During its four-and-a-half hour journey, the space capsule passed a series of milestones, flying through the Van Allen radiation belts and even managing to send the first live video of the entire globe back to Earth since Apollo 17 in 1972.
The spacecraft, which could one day ferry astronauts to Mars, orbited Earth twice at an altitude of 3,600 miles before splashing down 600 miles off the coast of California at 11:29 a.m. ET.
The capsule plunged toward Earth at a speed of 20,000 mph and reaching temperatures twice as hot as molten lava. Engineers at NASA and Lockheed Martin gathered data that will be analyzed over the next few days, according to NASA.
It appeared Orion's re-entry couldn't have been more perfect.
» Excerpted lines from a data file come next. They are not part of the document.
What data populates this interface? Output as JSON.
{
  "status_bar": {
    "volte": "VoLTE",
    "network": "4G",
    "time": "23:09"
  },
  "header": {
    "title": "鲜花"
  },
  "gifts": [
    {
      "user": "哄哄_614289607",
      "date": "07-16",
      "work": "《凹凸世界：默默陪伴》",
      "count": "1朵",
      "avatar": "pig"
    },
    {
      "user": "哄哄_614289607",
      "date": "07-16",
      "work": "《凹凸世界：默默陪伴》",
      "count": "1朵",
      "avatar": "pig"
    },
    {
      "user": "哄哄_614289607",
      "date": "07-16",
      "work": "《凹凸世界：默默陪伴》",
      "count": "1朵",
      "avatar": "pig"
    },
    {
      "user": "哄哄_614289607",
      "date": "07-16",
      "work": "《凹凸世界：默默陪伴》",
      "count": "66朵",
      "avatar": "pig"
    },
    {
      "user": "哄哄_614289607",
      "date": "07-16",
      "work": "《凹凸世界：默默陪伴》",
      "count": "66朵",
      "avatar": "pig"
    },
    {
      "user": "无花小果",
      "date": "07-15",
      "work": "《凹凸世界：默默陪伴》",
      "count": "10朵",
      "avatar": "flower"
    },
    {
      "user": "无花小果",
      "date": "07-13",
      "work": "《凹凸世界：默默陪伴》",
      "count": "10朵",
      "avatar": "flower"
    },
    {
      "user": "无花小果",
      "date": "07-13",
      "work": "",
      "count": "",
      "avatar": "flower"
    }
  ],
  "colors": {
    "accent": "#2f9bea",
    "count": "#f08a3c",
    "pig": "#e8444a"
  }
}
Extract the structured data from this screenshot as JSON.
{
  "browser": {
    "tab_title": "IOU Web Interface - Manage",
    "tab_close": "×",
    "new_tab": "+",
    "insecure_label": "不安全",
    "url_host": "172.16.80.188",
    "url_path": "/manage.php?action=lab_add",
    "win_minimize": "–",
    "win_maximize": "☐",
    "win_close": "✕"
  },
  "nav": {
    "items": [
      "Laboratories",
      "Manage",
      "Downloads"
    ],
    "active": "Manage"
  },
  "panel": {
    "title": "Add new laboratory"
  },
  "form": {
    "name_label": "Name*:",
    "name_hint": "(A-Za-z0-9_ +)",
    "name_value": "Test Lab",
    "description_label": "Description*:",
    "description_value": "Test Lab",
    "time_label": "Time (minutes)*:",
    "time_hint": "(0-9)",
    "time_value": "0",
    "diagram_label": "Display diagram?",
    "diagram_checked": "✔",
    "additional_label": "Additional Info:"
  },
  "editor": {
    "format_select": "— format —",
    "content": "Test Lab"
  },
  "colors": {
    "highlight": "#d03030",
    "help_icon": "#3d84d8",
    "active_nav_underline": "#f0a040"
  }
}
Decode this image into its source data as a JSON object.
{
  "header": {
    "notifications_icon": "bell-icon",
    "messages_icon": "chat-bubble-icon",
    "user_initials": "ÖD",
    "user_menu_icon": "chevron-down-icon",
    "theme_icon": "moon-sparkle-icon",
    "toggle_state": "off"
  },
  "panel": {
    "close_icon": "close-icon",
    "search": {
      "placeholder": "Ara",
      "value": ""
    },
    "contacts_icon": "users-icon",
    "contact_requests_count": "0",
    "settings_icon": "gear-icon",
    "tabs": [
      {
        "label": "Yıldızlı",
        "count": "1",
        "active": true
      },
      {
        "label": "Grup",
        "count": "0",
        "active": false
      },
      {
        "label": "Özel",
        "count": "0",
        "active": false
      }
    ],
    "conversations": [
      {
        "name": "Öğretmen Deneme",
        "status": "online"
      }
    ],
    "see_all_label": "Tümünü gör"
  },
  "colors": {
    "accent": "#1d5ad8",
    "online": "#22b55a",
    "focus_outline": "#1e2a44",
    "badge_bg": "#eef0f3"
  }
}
A system of 11 parachutes deployed to help slow the capsule down to just 20 mph when it hit the surface of the Pacific Ocean.
The capsule will be recovered by the U.S. Navy and will be towed back to land by either the USS Anchorage or the USNS Salvor, according to NASA.
Orion had an impressive journey today, traveling 60,000 miles and venturing farther into space than any ship for humans has traveled in more than four decades.
The next step for Orion will be another launch to circle the Moon in 2018, then a manned mission to the Moon in 2020.
The capsule, which has a conical shape just like its Moon-shot era predecessor, the Apollo, seats four astronauts.
While the design may be the similar, Orion is equipped with technology that is light-years ahead of the retired spacecraft.
Orion's computer can process 480 million instructions per second. It's also 25 times faster than the computers at the International Space Station, according to NASA.